Having read the book, I rewatched the movie. It retained its most mystifying element, namely "Why does the title song go 'Bye Bye Bir-HEE' instead of having a 'D' in there?" I also have decided that Conrad Birdie's resolute dopiness is probably on purpose. I guess we're supposed to be laughing at those dopey kids, swooning after this gumbo just because he's dressed in gold lamé. Apparently they wanted the actual Elvis Presley to do the movie, but Colonel Tom Parker wouldn't let him. That's a shame, because you have to assume he and Ann-Margret had some pretty good chemistry.

Sunday, August 2, 2009

Singin' in the Rain

One of my favorite movie eras is the early talkies, where they hadn't quite figured out how to take advantage of the new technology. There was a run of fairly rotten (but entertaining) musicals that appeared to be a random collection of vaudeville acts. You can tell them because they have the year in the title, like The Broadway Melody of 1929 and The Big Broadcast of 1936. And it occurred to me recently that Singin' in the Rain is essentially about making a movie in that era. So it was time for a rewatch!

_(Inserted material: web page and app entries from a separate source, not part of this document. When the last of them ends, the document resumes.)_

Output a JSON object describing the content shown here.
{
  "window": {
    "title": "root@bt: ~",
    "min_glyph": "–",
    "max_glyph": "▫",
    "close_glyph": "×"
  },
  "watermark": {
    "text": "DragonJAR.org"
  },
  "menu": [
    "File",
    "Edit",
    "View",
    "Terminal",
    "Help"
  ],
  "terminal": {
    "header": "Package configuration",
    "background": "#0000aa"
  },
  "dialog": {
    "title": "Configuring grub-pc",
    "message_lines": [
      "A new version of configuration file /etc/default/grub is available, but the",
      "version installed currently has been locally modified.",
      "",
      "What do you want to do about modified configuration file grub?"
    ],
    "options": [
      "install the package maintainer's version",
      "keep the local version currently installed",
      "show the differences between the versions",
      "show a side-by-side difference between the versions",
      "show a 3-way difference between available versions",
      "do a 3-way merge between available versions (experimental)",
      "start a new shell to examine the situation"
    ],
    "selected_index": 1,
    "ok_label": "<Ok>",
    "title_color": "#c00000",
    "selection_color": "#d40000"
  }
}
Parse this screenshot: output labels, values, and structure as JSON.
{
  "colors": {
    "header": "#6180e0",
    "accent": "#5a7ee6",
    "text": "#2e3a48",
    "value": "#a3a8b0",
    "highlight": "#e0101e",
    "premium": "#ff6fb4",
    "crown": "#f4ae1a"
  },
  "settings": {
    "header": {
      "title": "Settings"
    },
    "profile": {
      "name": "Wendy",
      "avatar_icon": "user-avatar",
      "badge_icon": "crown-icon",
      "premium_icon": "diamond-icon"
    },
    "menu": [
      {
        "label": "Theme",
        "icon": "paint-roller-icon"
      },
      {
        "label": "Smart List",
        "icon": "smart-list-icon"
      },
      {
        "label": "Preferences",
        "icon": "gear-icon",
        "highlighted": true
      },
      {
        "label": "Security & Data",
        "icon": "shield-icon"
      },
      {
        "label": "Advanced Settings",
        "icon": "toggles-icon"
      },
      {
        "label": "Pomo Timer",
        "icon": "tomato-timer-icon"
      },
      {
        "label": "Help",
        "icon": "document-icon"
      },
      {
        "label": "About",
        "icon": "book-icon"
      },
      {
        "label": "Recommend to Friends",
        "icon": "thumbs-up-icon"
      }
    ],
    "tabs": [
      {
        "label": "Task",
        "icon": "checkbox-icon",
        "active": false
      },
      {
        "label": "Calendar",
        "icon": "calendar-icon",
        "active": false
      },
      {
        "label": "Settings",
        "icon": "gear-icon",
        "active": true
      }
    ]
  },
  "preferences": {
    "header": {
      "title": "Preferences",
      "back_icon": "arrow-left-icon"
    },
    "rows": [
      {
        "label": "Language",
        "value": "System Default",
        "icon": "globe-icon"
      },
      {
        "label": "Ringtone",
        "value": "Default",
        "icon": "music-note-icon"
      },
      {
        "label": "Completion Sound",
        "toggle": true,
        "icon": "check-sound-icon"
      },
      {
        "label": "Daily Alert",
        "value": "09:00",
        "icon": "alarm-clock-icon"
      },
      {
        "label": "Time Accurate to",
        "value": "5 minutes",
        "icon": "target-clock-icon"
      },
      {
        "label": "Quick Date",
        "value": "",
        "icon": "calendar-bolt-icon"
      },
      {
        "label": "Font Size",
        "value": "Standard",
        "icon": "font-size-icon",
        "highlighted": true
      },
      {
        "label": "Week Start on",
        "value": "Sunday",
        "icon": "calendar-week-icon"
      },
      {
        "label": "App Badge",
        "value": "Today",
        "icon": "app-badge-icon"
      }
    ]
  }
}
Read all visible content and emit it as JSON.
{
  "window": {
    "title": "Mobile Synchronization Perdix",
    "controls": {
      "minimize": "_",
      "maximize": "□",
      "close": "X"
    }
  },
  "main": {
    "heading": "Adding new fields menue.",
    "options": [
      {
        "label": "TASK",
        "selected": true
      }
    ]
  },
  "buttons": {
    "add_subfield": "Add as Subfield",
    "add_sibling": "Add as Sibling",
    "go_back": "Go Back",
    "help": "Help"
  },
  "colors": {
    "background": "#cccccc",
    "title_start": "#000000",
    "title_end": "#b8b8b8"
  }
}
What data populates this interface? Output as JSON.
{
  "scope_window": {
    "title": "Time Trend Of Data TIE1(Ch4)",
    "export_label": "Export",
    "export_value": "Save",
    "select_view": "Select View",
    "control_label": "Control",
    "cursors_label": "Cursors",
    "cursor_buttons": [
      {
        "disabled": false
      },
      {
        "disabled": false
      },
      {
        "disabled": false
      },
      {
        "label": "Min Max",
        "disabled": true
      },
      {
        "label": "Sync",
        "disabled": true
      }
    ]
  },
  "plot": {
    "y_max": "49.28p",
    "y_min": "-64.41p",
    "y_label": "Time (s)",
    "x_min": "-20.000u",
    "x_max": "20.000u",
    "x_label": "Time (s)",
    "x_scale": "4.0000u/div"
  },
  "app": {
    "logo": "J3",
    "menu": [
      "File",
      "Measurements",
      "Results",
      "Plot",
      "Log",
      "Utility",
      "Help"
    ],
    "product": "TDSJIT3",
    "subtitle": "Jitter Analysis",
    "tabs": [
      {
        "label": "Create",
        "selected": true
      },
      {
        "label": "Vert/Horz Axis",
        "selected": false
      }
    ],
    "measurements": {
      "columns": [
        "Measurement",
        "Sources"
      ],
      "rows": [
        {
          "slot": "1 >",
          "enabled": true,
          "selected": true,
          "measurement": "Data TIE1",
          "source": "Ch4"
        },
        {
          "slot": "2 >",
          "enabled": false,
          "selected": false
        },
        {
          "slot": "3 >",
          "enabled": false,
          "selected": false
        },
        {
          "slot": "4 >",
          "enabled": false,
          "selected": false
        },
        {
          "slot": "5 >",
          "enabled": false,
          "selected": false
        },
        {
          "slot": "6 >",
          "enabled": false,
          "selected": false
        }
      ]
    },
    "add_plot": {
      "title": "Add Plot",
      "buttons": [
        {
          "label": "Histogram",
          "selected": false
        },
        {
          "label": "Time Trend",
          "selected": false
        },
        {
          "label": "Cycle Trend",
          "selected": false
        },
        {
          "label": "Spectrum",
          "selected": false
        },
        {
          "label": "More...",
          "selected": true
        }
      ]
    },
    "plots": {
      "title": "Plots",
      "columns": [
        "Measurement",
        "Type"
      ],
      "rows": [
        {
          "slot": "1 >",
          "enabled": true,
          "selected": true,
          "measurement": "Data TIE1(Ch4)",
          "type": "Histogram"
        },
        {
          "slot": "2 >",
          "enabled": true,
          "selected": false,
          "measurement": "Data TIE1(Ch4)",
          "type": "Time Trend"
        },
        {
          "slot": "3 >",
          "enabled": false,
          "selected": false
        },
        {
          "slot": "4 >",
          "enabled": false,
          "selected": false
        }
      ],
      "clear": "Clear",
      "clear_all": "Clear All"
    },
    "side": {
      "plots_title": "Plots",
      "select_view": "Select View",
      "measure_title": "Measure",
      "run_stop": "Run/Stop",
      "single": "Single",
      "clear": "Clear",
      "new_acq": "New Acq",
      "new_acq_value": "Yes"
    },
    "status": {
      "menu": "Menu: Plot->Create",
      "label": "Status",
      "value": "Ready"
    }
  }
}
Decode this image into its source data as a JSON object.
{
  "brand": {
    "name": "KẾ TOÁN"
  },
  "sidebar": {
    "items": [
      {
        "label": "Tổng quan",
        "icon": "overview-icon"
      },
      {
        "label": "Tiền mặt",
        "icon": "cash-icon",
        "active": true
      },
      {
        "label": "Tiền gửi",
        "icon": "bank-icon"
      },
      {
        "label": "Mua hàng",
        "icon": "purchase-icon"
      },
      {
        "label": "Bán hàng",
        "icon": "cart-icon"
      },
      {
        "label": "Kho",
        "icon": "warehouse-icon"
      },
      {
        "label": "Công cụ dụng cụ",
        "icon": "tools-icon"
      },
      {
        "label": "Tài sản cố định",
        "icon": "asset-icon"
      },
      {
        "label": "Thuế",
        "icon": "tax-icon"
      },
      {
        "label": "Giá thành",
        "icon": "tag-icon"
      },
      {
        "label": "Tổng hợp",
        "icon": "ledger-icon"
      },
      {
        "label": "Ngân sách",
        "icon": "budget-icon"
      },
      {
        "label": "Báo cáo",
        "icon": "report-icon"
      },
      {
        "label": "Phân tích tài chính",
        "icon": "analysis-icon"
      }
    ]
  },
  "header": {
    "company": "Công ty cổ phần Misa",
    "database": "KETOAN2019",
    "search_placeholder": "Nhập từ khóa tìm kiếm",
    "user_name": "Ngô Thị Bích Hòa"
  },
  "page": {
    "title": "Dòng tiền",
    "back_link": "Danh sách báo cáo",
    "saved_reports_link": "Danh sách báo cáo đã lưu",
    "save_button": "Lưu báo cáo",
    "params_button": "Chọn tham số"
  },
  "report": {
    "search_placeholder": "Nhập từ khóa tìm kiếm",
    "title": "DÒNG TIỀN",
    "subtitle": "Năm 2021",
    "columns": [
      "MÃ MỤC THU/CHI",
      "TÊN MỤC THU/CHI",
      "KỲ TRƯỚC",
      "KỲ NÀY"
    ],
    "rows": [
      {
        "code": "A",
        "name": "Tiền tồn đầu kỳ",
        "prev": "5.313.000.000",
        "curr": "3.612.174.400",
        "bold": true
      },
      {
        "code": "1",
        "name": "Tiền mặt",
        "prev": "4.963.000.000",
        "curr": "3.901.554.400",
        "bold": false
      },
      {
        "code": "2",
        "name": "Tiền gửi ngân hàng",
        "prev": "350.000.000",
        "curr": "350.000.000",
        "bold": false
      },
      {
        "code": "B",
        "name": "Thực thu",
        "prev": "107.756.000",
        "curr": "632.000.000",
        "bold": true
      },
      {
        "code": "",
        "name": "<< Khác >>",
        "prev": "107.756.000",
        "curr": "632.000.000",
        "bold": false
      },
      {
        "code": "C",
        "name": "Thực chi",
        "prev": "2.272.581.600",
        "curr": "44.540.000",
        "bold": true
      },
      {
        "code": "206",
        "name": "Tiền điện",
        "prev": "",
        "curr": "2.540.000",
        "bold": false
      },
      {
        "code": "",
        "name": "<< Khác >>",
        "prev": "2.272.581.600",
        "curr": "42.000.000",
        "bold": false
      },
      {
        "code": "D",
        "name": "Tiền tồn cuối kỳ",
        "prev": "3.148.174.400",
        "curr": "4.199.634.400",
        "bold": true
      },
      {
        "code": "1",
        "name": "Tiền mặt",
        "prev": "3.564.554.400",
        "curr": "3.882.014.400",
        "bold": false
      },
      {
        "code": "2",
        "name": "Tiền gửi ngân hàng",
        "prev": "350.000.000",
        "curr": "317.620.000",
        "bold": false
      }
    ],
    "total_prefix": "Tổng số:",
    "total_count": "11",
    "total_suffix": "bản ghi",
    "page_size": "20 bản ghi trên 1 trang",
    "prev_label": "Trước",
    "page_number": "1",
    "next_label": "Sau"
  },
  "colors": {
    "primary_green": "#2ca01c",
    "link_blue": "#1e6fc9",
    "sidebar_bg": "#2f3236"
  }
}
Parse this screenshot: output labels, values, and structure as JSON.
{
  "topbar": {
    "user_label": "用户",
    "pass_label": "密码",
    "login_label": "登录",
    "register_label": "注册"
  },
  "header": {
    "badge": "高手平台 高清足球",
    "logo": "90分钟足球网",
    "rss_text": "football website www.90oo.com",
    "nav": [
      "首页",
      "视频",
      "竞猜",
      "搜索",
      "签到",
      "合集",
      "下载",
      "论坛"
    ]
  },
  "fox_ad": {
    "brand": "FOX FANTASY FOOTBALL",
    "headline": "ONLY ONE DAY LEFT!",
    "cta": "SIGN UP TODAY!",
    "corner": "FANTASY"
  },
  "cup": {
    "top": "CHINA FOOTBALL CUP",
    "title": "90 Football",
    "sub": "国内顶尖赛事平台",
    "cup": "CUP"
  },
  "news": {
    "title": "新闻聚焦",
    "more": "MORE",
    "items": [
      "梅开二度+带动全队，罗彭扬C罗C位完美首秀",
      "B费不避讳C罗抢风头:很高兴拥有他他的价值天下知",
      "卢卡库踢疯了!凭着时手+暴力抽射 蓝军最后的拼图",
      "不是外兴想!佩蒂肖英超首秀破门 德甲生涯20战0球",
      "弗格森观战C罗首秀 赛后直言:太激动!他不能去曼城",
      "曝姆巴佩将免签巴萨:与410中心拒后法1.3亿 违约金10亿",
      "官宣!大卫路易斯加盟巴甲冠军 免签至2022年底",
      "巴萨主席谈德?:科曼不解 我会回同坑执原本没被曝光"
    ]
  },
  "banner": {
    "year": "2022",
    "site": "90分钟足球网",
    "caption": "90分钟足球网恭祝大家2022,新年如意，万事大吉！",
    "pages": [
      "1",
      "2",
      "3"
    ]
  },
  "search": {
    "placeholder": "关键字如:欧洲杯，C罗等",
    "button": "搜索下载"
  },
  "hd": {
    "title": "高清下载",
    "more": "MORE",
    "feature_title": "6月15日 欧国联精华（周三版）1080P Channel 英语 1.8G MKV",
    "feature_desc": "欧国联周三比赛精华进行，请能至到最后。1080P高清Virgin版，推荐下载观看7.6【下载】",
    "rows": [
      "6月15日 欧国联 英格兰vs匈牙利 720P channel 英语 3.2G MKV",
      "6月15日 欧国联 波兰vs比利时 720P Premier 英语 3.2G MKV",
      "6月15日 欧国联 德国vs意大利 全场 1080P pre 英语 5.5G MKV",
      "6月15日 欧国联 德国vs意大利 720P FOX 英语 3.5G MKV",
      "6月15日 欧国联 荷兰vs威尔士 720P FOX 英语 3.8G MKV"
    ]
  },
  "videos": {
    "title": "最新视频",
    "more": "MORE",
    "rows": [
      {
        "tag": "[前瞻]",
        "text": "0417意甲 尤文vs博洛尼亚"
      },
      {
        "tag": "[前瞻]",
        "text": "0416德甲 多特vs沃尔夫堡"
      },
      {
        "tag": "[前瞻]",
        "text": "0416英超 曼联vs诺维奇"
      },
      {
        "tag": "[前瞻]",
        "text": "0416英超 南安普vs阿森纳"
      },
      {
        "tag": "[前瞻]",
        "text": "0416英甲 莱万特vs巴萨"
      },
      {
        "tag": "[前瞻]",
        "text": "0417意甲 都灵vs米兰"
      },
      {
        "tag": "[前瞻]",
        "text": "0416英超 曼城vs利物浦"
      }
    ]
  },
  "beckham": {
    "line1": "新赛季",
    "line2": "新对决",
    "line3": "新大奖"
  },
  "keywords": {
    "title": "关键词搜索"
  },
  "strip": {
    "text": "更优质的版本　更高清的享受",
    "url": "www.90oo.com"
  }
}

...and it's still good. I think Donald O'Connor's character actually comes out better than Gene Kelly's does. Kelly is just a movie star, but O'Connor is pput in charge of the studio's new music department. That's a pretty good gig!

Fanboys

This, I think, is the first movie I've ever seen where I'd previously exchanged emails with the screenwriter. Ernest Cline wrote a fan script for Buckaroo Banzai Against the World Crime League a few years ago, although he had to take it off his website. It's around, though, if you know where to look. So I happen to know that this movie has some solid fanboy credentials behind it.

It's set in the distant past of 1998, when Star Wars fans still liked George Lucas and "Episode I" was just something to look forward to. I think Episode I gets a bad rap, so it was kind of fun to have characters talking excitedly about it. The idea is that one of the characters is dying of cancer (movie cancer, though, so he only has physical problems when it's time for a plot complication) and the only way he'll get to see Episode I is if everyone piles into a van and drives from Ohio to Skywalker Ranch in California and steals a copy of The Phantom Menace. This will also allow one guy to finally admit his love for the Girl Geek (Kristen Bell) and the two estranged buddies to reconcile.

There's also another guy who doesn't actually have a plot. But he's the most entertaining one, so he ends up taking a lot of screen time, so by the end of the movie, I'd forgotten about the two-friends plot entirely.

A lot of the movie rings true. If anything, there could have been more dialogue lifted directly from Star Wars. I didn't really dig the ongoing "Star Wars fans hate Star Trek fans" angle, but I can allow it.

The sequence at Skywalker Ranch was particularly enjoyable for me, since I've actually been there for a July 4 party. That's not relevant to the review; I just wanted to mention it.

It would be nice to see a movie like this that isn't awash in stuntcasting. In addition to the previously mentioned Kristen Bell, there's William Shatner, Carrie Fisher, Kevin Smith, and Jason Mewes. Also Danny Trejo, but he's really just being deployed the same way he always is, so I think that's just normal casting.